Boxwood blight is the most dangerous to your plants. Fungus spores can spread quickly under humid/wet conditions. The sticky spores cling to any dog, bird, insect, or person brushing past, and then spread to healthy plants. Rain, irrigation water, contaminated tools and workers all can quickly spread the pathogen from plant to plant. New infection begins in mid-to-late summer as dark circular spots on the newest foliage, which grow over time into a concentric ring pattern. The spots can then merge, forming lesions that take up a large portion of the leaf, causing it to die and drop off. Stems can get black streaks, and white fungal structures appear on stems and the undersides of leaves.

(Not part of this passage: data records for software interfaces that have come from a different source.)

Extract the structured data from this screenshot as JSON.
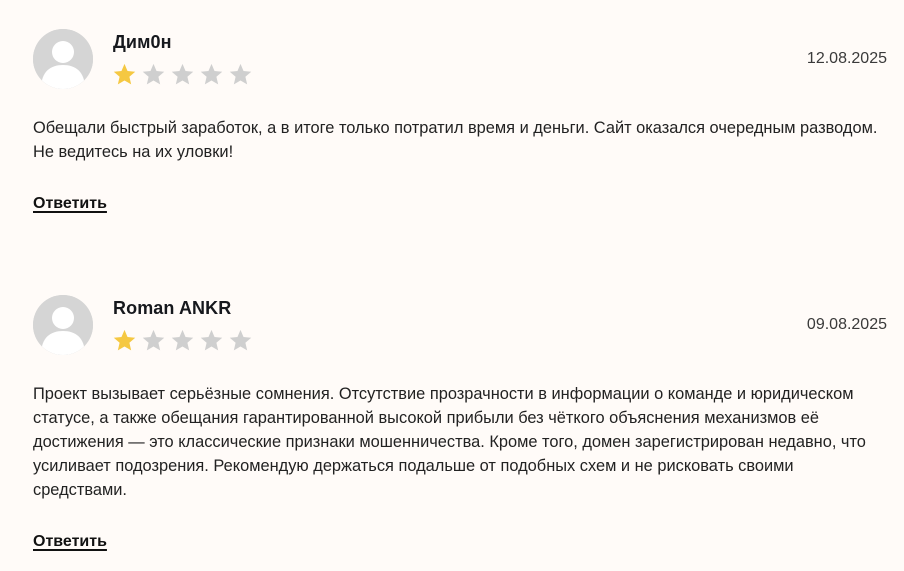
{
  "comments": [
    {
      "author": "Дим0н",
      "date": "12.08.2025",
      "rating": 1,
      "rating_max": 5,
      "text": "Обещали быстрый заработок, а в итоге только потратил время и деньги. Сайт оказался очередным разводом. Не ведитесь на их уловки!",
      "reply_label": "Ответить",
      "avatar_icon": "user-avatar-icon"
    },
    {
      "author": "Roman ANKR",
      "date": "09.08.2025",
      "rating": 1,
      "rating_max": 5,
      "text": "Проект вызывает серьёзные сомнения. Отсутствие прозрачности в информации о команде и юридическом статусе, а также обещания гарантированной высокой прибыли без чёткого объяснения механизмов её достижения — это классические признаки мошенничества. Кроме того, домен зарегистрирован недавно, что усиливает подозрения. Рекомендую держаться подальше от подобных схем и не рисковать своими средствами.",
      "reply_label": "Ответить",
      "avatar_icon": "user-avatar-icon"
    }
  ],
  "colors": {
    "background": "#fffbf8",
    "star_filled": "#f5c842",
    "star_empty": "#cfcfcf",
    "avatar_bg": "#d5d5d5"
  }
}
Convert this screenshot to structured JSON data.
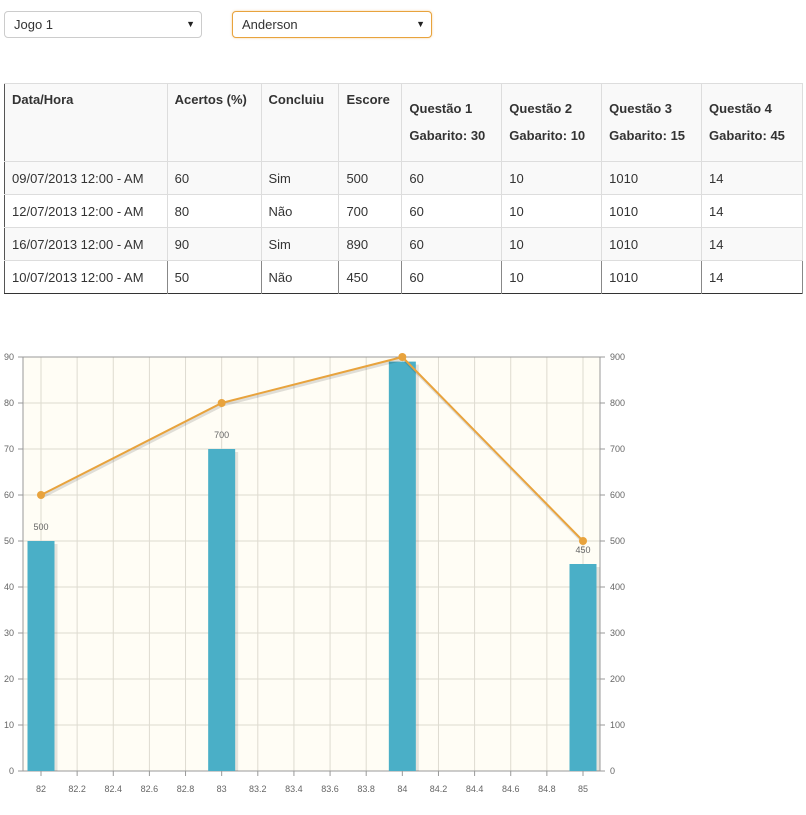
{
  "filters": {
    "game": "Jogo 1",
    "player": "Anderson"
  },
  "table": {
    "headers": {
      "datetime": "Data/Hora",
      "hits": "Acertos (%)",
      "completed": "Concluiu",
      "score": "Escore"
    },
    "questions": [
      {
        "title": "Questão 1",
        "key": "Gabarito: 30"
      },
      {
        "title": "Questão 2",
        "key": "Gabarito: 10"
      },
      {
        "title": "Questão 3",
        "key": "Gabarito: 15"
      },
      {
        "title": "Questão 4",
        "key": "Gabarito: 45"
      }
    ],
    "rows": [
      {
        "datetime": "09/07/2013 12:00 - AM",
        "hits": "60",
        "completed": "Sim",
        "score": "500",
        "q": [
          "60",
          "10",
          "1010",
          "14"
        ]
      },
      {
        "datetime": "12/07/2013 12:00 - AM",
        "hits": "80",
        "completed": "Não",
        "score": "700",
        "q": [
          "60",
          "10",
          "1010",
          "14"
        ]
      },
      {
        "datetime": "16/07/2013 12:00 - AM",
        "hits": "90",
        "completed": "Sim",
        "score": "890",
        "q": [
          "60",
          "10",
          "1010",
          "14"
        ]
      },
      {
        "datetime": "10/07/2013 12:00 - AM",
        "hits": "50",
        "completed": "Não",
        "score": "450",
        "q": [
          "60",
          "10",
          "1010",
          "14"
        ]
      }
    ]
  },
  "chart_data": {
    "type": "bar",
    "x": [
      82,
      83,
      84,
      85
    ],
    "xlim": [
      82,
      85
    ],
    "x_ticks": [
      "82",
      "82.2",
      "82.4",
      "82.6",
      "82.8",
      "83",
      "83.2",
      "83.4",
      "83.6",
      "83.8",
      "84",
      "84.2",
      "84.4",
      "84.6",
      "84.8",
      "85"
    ],
    "left_axis": {
      "ylim": [
        0,
        90
      ],
      "ticks": [
        "0",
        "10",
        "20",
        "30",
        "40",
        "50",
        "60",
        "70",
        "80",
        "90"
      ]
    },
    "right_axis": {
      "ylim": [
        0,
        900
      ],
      "ticks": [
        "0",
        "100",
        "200",
        "300",
        "400",
        "500",
        "600",
        "700",
        "800",
        "900"
      ]
    },
    "series": [
      {
        "type": "bar",
        "axis": "left",
        "values": [
          50,
          70,
          89,
          45
        ],
        "labels": [
          "500",
          "700",
          "",
          "450"
        ],
        "color": "#4aafc7"
      },
      {
        "type": "line",
        "axis": "right",
        "values": [
          600,
          800,
          900,
          500
        ],
        "color": "#e8a33d"
      }
    ],
    "grid": true,
    "background": "#fffdf5"
  }
}
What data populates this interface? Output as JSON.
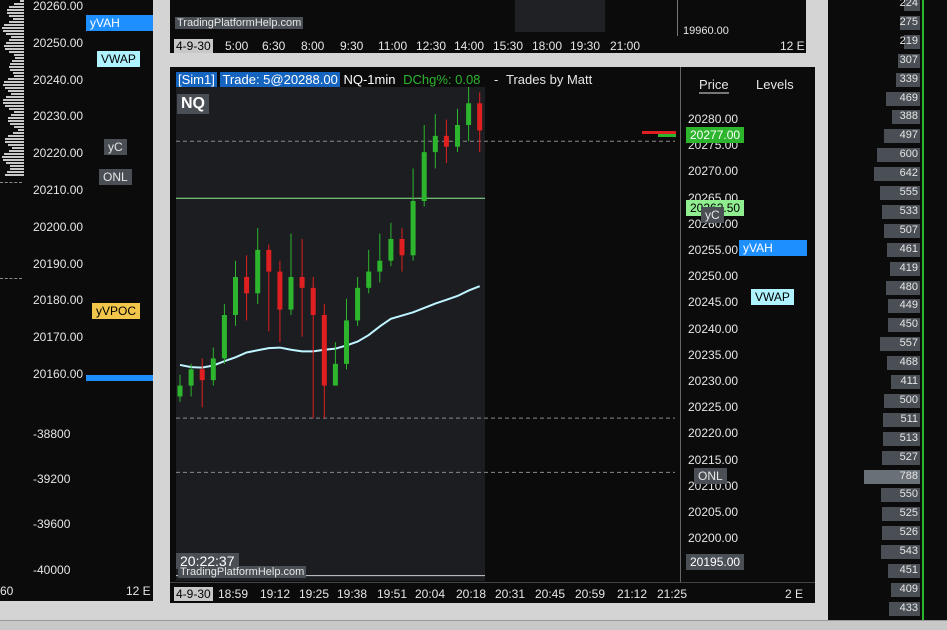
{
  "colors": {
    "background": "#0b0b0b",
    "chart_bg": "#1b1d21",
    "up_candle": "#2db52d",
    "down_candle": "#e02020",
    "vwap_line": "#bff5ff",
    "yvah_tag": "#1e8fff",
    "vwap_tag": "#aef3ff",
    "yvpoc_tag": "#f2c64a",
    "last_price": "#2db52d"
  },
  "left_panel": {
    "price_ticks": [
      "20260.00",
      "20250.00",
      "20240.00",
      "20230.00",
      "20220.00",
      "20210.00",
      "20200.00",
      "20190.00",
      "20180.00",
      "20170.00",
      "20160.00"
    ],
    "lower_ticks": [
      "-38800",
      "-39200",
      "-39600",
      "-40000"
    ],
    "tags": {
      "yvah": "yVAH",
      "vwap": "VWAP",
      "yc": "yC",
      "onl": "ONL",
      "yvpoc": "yVPOC"
    },
    "footer_left": "60",
    "footer_right": "12 E"
  },
  "top_panel": {
    "watermark": "TradingPlatformHelp.com",
    "price_tick": "19960.00",
    "time_axis": [
      "4-9-30",
      "5:00",
      "6:30",
      "8:00",
      "9:30",
      "11:00",
      "12:30",
      "14:00",
      "15:30",
      "18:00",
      "19:30",
      "21:00"
    ],
    "footer_right": "12 E"
  },
  "main_chart": {
    "header": {
      "account": "[Sim1]",
      "trade": "Trade: 5@20288.00",
      "instrument": "NQ-1min",
      "dchg": "DChg%: 0.08",
      "separator": "-",
      "author": "Trades by Matt"
    },
    "symbol": "NQ",
    "clock": "20:22:37",
    "watermark": "TradingPlatformHelp.com",
    "price_header": "Price",
    "levels_header": "Levels",
    "price_ticks": [
      "20280.00",
      "20275.00",
      "20270.00",
      "20265.00",
      "20260.00",
      "20255.00",
      "20250.00",
      "20245.00",
      "20240.00",
      "20235.00",
      "20230.00",
      "20225.00",
      "20220.00",
      "20215.00",
      "20210.00",
      "20205.00",
      "20200.00"
    ],
    "last_price": "20277.00",
    "bottom_price": "20195.00",
    "tags": {
      "green_level": "20262.50",
      "yc": "yC",
      "onl": "ONL",
      "yvah": "yVAH",
      "vwap": "VWAP"
    },
    "time_axis": [
      "4-9-30",
      "18:59",
      "19:12",
      "19:25",
      "19:38",
      "19:51",
      "20:04",
      "20:18",
      "20:31",
      "20:45",
      "20:59",
      "21:12",
      "21:25"
    ],
    "footer_right": "2 E"
  },
  "chart_data": {
    "type": "candlestick",
    "title": "NQ-1min",
    "ylim": [
      20192,
      20283
    ],
    "vwap": [
      20231.8,
      20231.4,
      20231.3,
      20231.7,
      20232.5,
      20233.2,
      20234.1,
      20234.5,
      20234.9,
      20235.0,
      20234.6,
      20234.3,
      20234.3,
      20234.6,
      20234.8,
      20235.4,
      20236.1,
      20237.3,
      20238.9,
      20240.3,
      20240.9,
      20241.5,
      20242.3,
      20243.1,
      20243.8,
      20244.5,
      20245.5,
      20246.3
    ],
    "candles": [
      [
        20226,
        20228,
        20230,
        20225
      ],
      [
        20228,
        20231,
        20232,
        20226
      ],
      [
        20231,
        20229,
        20233,
        20224
      ],
      [
        20229,
        20233,
        20235,
        20228
      ],
      [
        20233,
        20241,
        20243,
        20232
      ],
      [
        20241,
        20248,
        20251,
        20239
      ],
      [
        20248,
        20245,
        20252,
        20240
      ],
      [
        20245,
        20253,
        20257,
        20243
      ],
      [
        20253,
        20249,
        20254,
        20238
      ],
      [
        20249,
        20242,
        20251,
        20236
      ],
      [
        20242,
        20248,
        20256,
        20241
      ],
      [
        20248,
        20246,
        20255,
        20237
      ],
      [
        20246,
        20241,
        20248,
        20222
      ],
      [
        20241,
        20228,
        20243,
        20222
      ],
      [
        20228,
        20232,
        20236,
        20228
      ],
      [
        20232,
        20240,
        20244,
        20231
      ],
      [
        20240,
        20246,
        20248,
        20239
      ],
      [
        20246,
        20249,
        20253,
        20245
      ],
      [
        20249,
        20251,
        20256,
        20247
      ],
      [
        20251,
        20255,
        20258,
        20250
      ],
      [
        20255,
        20252,
        20257,
        20249
      ],
      [
        20252,
        20262,
        20268,
        20251
      ],
      [
        20262,
        20271,
        20276,
        20261
      ],
      [
        20271,
        20274,
        20278,
        20268
      ],
      [
        20274,
        20272,
        20277,
        20269
      ],
      [
        20272,
        20276,
        20279,
        20271
      ],
      [
        20276,
        20280,
        20283,
        20273
      ],
      [
        20280,
        20275,
        20282,
        20271
      ]
    ]
  },
  "right_panel": {
    "volumes": [
      "224",
      "275",
      "219",
      "307",
      "339",
      "469",
      "388",
      "497",
      "600",
      "642",
      "555",
      "533",
      "507",
      "461",
      "419",
      "480",
      "449",
      "450",
      "557",
      "468",
      "411",
      "500",
      "511",
      "513",
      "527",
      "788",
      "550",
      "525",
      "526",
      "543",
      "451",
      "409",
      "433"
    ]
  }
}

Proper sanitation is the best management strategy for boxwood blight. If you catch the infection during the early stages, you can simply cut the infected stems back until they are brown on the outside and vivid green beneath the bark. First, remove the infected areas to stop the disease from spreading. You must do this during a dry period, because rain will spread the disease rapidly. Cut it back a little below the infected area. Clean up all the trimmings and any dead leaves on the ground, burn them or seal them in trash bags. Sanitize any tools that you use with a 1:9 bleach to water mixture, and wash clothing that comes into contact with infected plants.

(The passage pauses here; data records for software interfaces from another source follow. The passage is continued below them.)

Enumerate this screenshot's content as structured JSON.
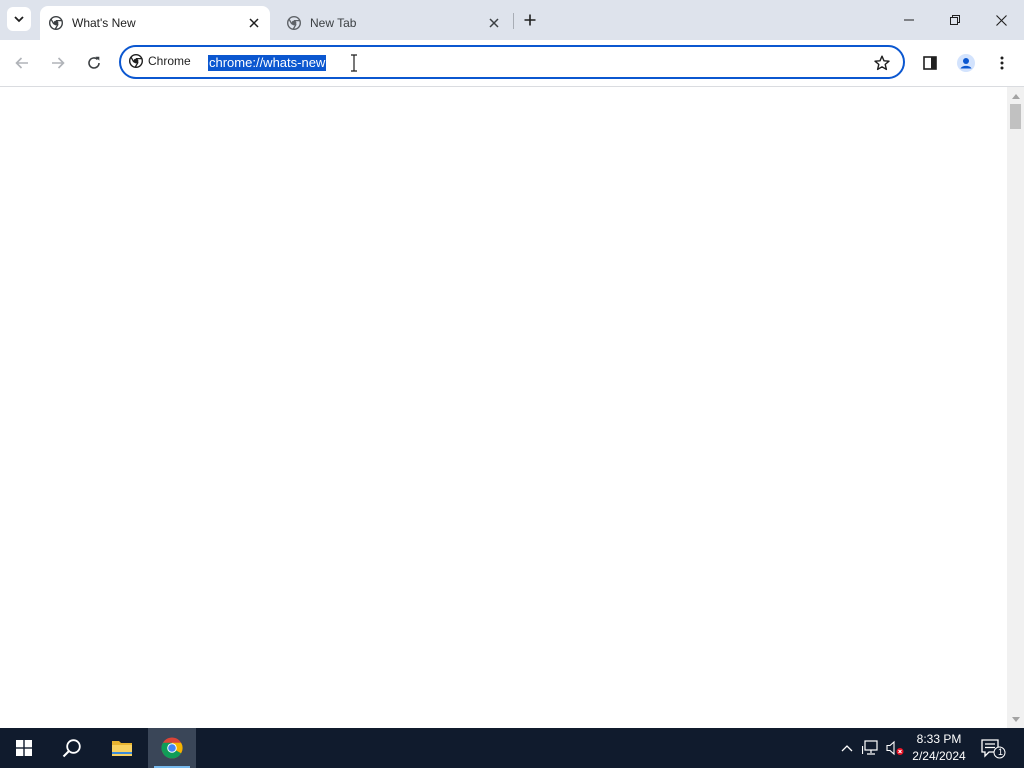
{
  "tabs": [
    {
      "title": "What's New",
      "active": true
    },
    {
      "title": "New Tab",
      "active": false
    }
  ],
  "omnibox": {
    "chip_label": "Chrome",
    "url": "chrome://whats-new",
    "url_selected": true
  },
  "taskbar": {
    "time": "8:33 PM",
    "date": "2/24/2024",
    "notification_count": "1"
  },
  "colors": {
    "titlebar": "#dee3ec",
    "accent": "#0b57d0",
    "taskbar": "#101b2d"
  }
}
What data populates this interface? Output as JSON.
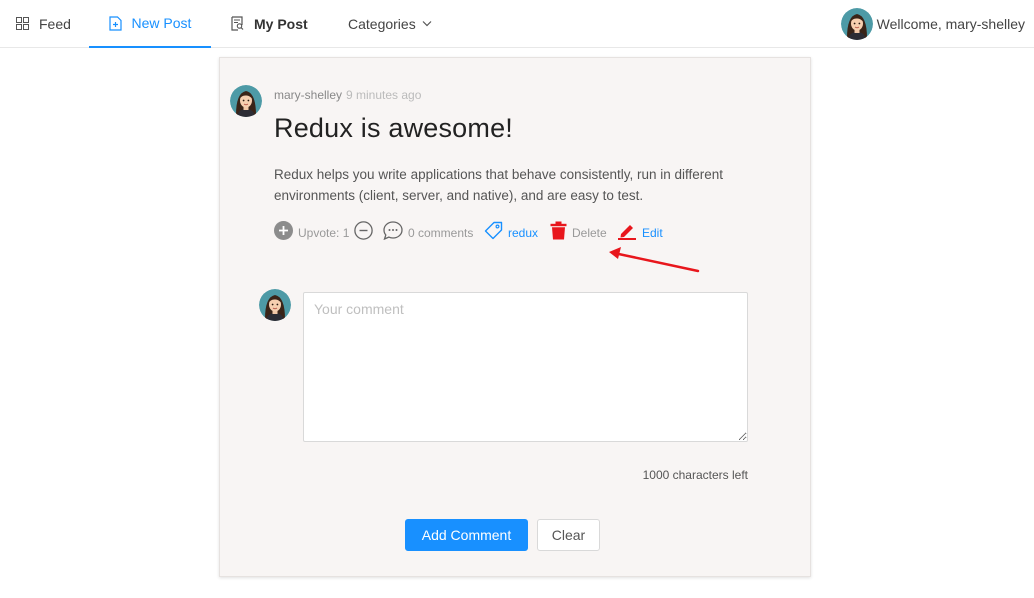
{
  "nav": {
    "feed": "Feed",
    "new_post": "New Post",
    "my_post": "My Post",
    "categories": "Categories",
    "welcome": "Wellcome, mary-shelley",
    "active_color": "#1890ff"
  },
  "post": {
    "author": "mary-shelley",
    "time": "9 minutes ago",
    "title": "Redux is awesome!",
    "body": "Redux helps you write applications that behave consistently, run in different environments (client, server, and native), and are easy to test.",
    "upvote_label": "Upvote: 1",
    "comments_label": "0 comments",
    "tag": "redux",
    "delete_label": "Delete",
    "edit_label": "Edit",
    "delete_color": "#e8161c",
    "annotation_arrow_color": "#e8161c"
  },
  "comment": {
    "placeholder": "Your comment",
    "chars_left": "1000 characters left",
    "add_button": "Add Comment",
    "clear_button": "Clear"
  }
}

You may be able to control boxwood blight on healthy foliage by spraying a chlorothalonil-based fungicide (like Bonide Fung-onil, Daconil or Bravo) every 7 to 14 days, and after it rains. Use this fungicide carefully according to the label directions.
If your boxwoods are already badly damaged, it might be easiest (and definitely less expensive) to remove the whole plant, including any soil touching the roots. The disease is easily spread via tools, clothing or other equipment that comes in contact with the pathogen’s spores, so it is important to sanitize tools and avoid working with healthy boxwoods after working with infected ones.
Don’t Give Up on Boxwoods; they are very important in landscape design. Boxwoods are often the “backbone” of landscape designs because of their hard-to-match appearance, drought tolerance and deer resistance. There are hundreds of boxwood varieties, and they vary widely in blight resistance. Some are highly tolerant while others are highly susceptible. An online search for “blight-tolerant boxwoods” will help guide you.
Steve Boehme is a landscape designer/installer specializing in landscape “makeovers”. “Let’s Grow” is published weekly; column archives are online at www.goodseedfarm.com. For more information call GoodSeed Farm Landscapes at (937) 587-7021.